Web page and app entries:

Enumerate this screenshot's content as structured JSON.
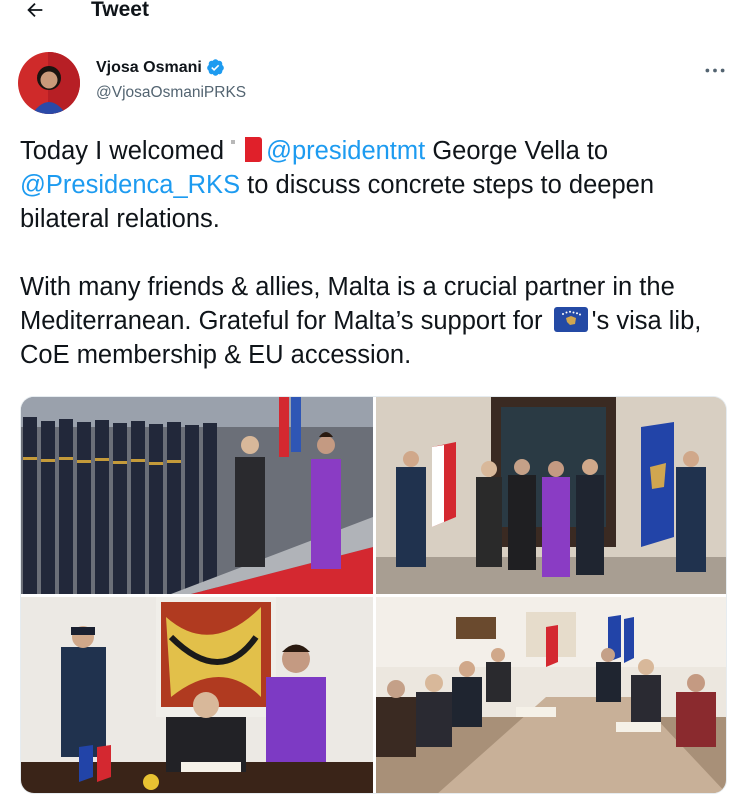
{
  "header": {
    "title": "Tweet"
  },
  "author": {
    "name": "Vjosa Osmani",
    "handle": "@VjosaOsmaniPRKS"
  },
  "tweet": {
    "line1_a": "Today I welcomed",
    "mention1": "@presidentmt",
    "line1_b": "George Vella to",
    "mention2": "@Presidenca_RKS",
    "line2_b": "to discuss concrete steps to deepen bilateral relations.",
    "para2_a": "With many friends & allies, Malta is a crucial partner in the Mediterranean. Grateful for Malta’s support for",
    "para2_b": "'s visa lib, CoE membership & EU accession."
  },
  "icons": {
    "back": "arrow-left-icon",
    "verified": "verified-badge-icon",
    "more": "ellipsis-icon",
    "flag_malta": "malta-flag-icon",
    "flag_kosovo": "kosovo-flag-icon"
  },
  "colors": {
    "link": "#1d9bf0",
    "text": "#0f1419",
    "muted": "#536471",
    "verified": "#1d9bf0"
  }
}
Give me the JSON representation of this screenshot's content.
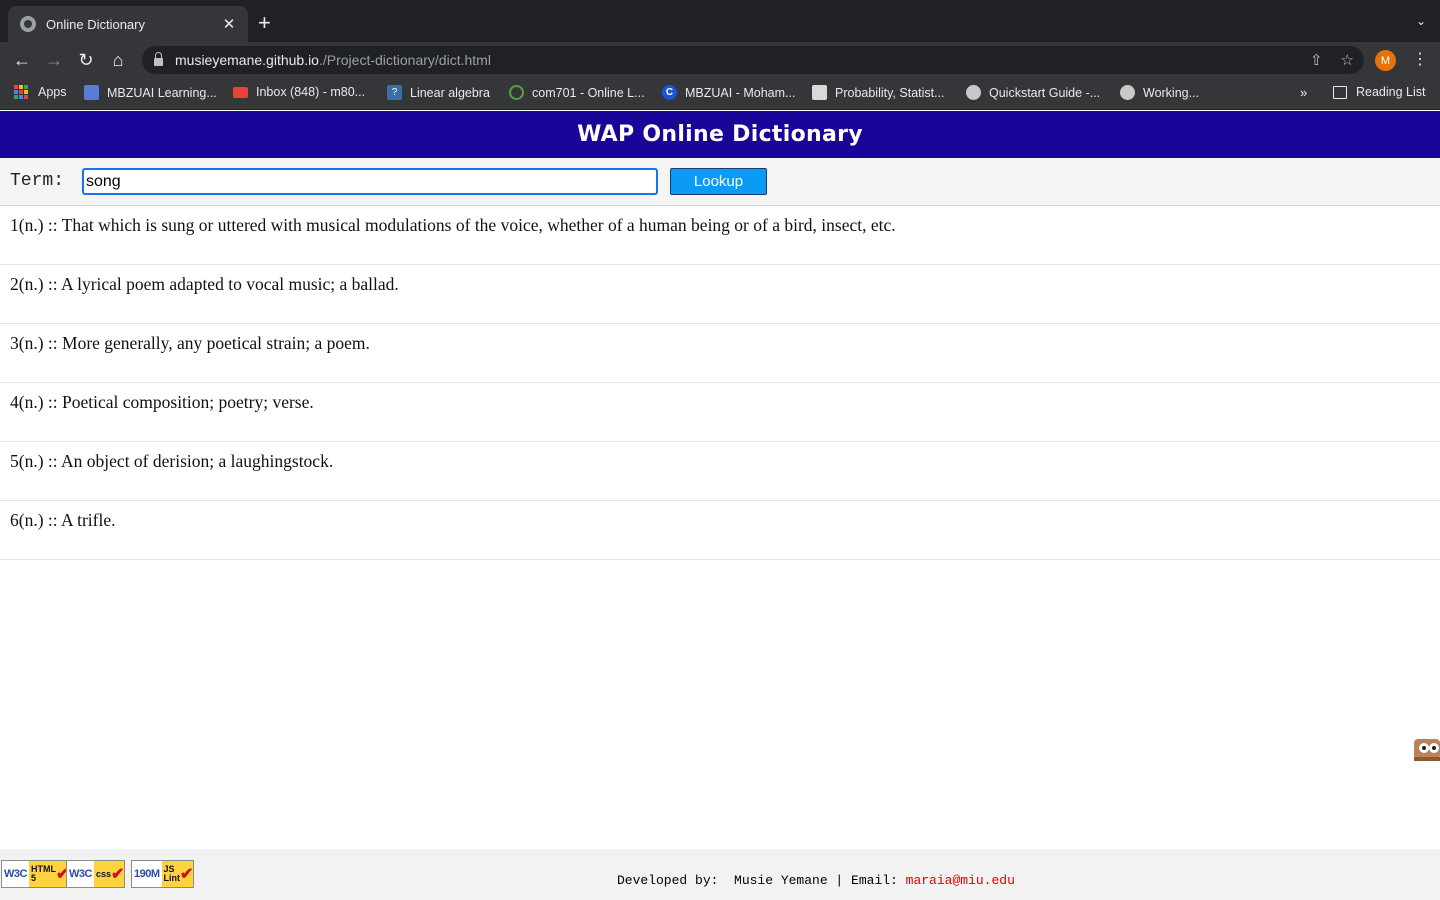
{
  "browser": {
    "tab_title": "Online Dictionary",
    "tab_close": "✕",
    "new_tab": "+",
    "url_host": "musieyemane.github.io",
    "url_path": "./Project-dictionary/dict.html",
    "avatar_initial": "M",
    "bookmarks": [
      {
        "label": "Apps",
        "icon": "apps-grid-icon"
      },
      {
        "label": "MBZUAI Learning...",
        "icon": "mbzuai-icon",
        "color": "#5a7bd6"
      },
      {
        "label": "Inbox (848) - m80...",
        "icon": "gmail-icon",
        "color": "#ea4335"
      },
      {
        "label": "Linear algebra",
        "icon": "question-icon",
        "color": "#3a6ea5"
      },
      {
        "label": "com701 - Online L...",
        "icon": "moodle-icon",
        "color": "#56a339"
      },
      {
        "label": "MBZUAI - Moham...",
        "icon": "c-icon",
        "color": "#1a56db"
      },
      {
        "label": "Probability, Statist...",
        "icon": "doc-icon",
        "color": "#d9d9d9"
      },
      {
        "label": "Quickstart Guide -...",
        "icon": "globe-icon",
        "color": "#c8c8c8"
      },
      {
        "label": "Working...",
        "icon": "globe-icon",
        "color": "#c8c8c8"
      }
    ],
    "bookmarks_more": "»",
    "reading_list": "Reading List"
  },
  "page": {
    "banner_title": "WAP Online Dictionary",
    "term_label": "Term:",
    "term_value": "song",
    "lookup_label": "Lookup",
    "definitions": [
      "1(n.) :: That which is sung or uttered with musical modulations of the voice, whether of a human being or of a bird, insect, etc.",
      "2(n.) :: A lyrical poem adapted to vocal music; a ballad.",
      "3(n.) :: More generally, any poetical strain; a poem.",
      "4(n.) :: Poetical composition; poetry; verse.",
      "5(n.) :: An object of derision; a laughingstock.",
      "6(n.) :: A trifle."
    ],
    "footer": {
      "badges": [
        {
          "org": "W3C",
          "text_top": "HTML",
          "text_bottom": "5"
        },
        {
          "org": "W3C",
          "text_top": "css",
          "text_bottom": ""
        },
        {
          "org": "190M",
          "text_top": "JS",
          "text_bottom": "Lint"
        }
      ],
      "developed_by": "Developed by:  Musie Yemane | Email: ",
      "email": "maraia@miu.edu"
    },
    "colors": {
      "banner": "#1a0599",
      "lookup_button": "#0a9cf5",
      "email": "#e00000"
    }
  }
}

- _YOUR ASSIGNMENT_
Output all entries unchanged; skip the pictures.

- _EXERCISE RESPONSE_
Enumerate this screenshot's content as structured JSON.
{
  "header": {
    "title": "Tweet"
  },
  "author": {
    "name": "Vjosa Osmani",
    "handle": "@VjosaOsmaniPRKS"
  },
  "tweet": {
    "line1_a": "Today I welcomed",
    "mention1": "@presidentmt",
    "line1_b": "George Vella to",
    "mention2": "@Presidenca_RKS",
    "line2_b": "to discuss concrete steps to deepen bilateral relations.",
    "para2_a": "With many friends & allies, Malta is a crucial partner in the Mediterranean. Grateful for Malta’s support for",
    "para2_b": "'s visa lib, CoE membership & EU accession."
  },
  "icons": {
    "back": "arrow-left-icon",
    "verified": "verified-badge-icon",
    "more": "ellipsis-icon",
    "flag_malta": "malta-flag-icon",
    "flag_kosovo": "kosovo-flag-icon"
  },
  "colors": {
    "link": "#1d9bf0",
    "text": "#0f1419",
    "muted": "#536471",
    "verified": "#1d9bf0"
  }
}
Give me the JSON representation of this screenshot's content.
{
  "browser": {
    "tab_title": "Online Dictionary",
    "tab_close": "✕",
    "new_tab": "+",
    "url_host": "musieyemane.github.io",
    "url_path": "./Project-dictionary/dict.html",
    "avatar_initial": "M",
    "bookmarks": [
      {
        "label": "Apps",
        "icon": "apps-grid-icon"
      },
      {
        "label": "MBZUAI Learning...",
        "icon": "mbzuai-icon",
        "color": "#5a7bd6"
      },
      {
        "label": "Inbox (848) - m80...",
        "icon": "gmail-icon",
        "color": "#ea4335"
      },
      {
        "label": "Linear algebra",
        "icon": "question-icon",
        "color": "#3a6ea5"
      },
      {
        "label": "com701 - Online L...",
        "icon": "moodle-icon",
        "color": "#56a339"
      },
      {
        "label": "MBZUAI - Moham...",
        "icon": "c-icon",
        "color": "#1a56db"
      },
      {
        "label": "Probability, Statist...",
        "icon": "doc-icon",
        "color": "#d9d9d9"
      },
      {
        "label": "Quickstart Guide -...",
        "icon": "globe-icon",
        "color": "#c8c8c8"
      },
      {
        "label": "Working...",
        "icon": "globe-icon",
        "color": "#c8c8c8"
      }
    ],
    "bookmarks_more": "»",
    "reading_list": "Reading List"
  },
  "page": {
    "banner_title": "WAP Online Dictionary",
    "term_label": "Term:",
    "term_value": "song",
    "lookup_label": "Lookup",
    "definitions": [
      "1(n.) :: That which is sung or uttered with musical modulations of the voice, whether of a human being or of a bird, insect, etc.",
      "2(n.) :: A lyrical poem adapted to vocal music; a ballad.",
      "3(n.) :: More generally, any poetical strain; a poem.",
      "4(n.) :: Poetical composition; poetry; verse.",
      "5(n.) :: An object of derision; a laughingstock.",
      "6(n.) :: A trifle."
    ],
    "footer": {
      "badges": [
        {
          "org": "W3C",
          "text_top": "HTML",
          "text_bottom": "5"
        },
        {
          "org": "W3C",
          "text_top": "css",
          "text_bottom": ""
        },
        {
          "org": "190M",
          "text_top": "JS",
          "text_bottom": "Lint"
        }
      ],
      "developed_by": "Developed by:  Musie Yemane | Email: ",
      "email": "maraia@miu.edu"
    },
    "colors": {
      "banner": "#1a0599",
      "lookup_button": "#0a9cf5",
      "email": "#e00000"
    }
  }
}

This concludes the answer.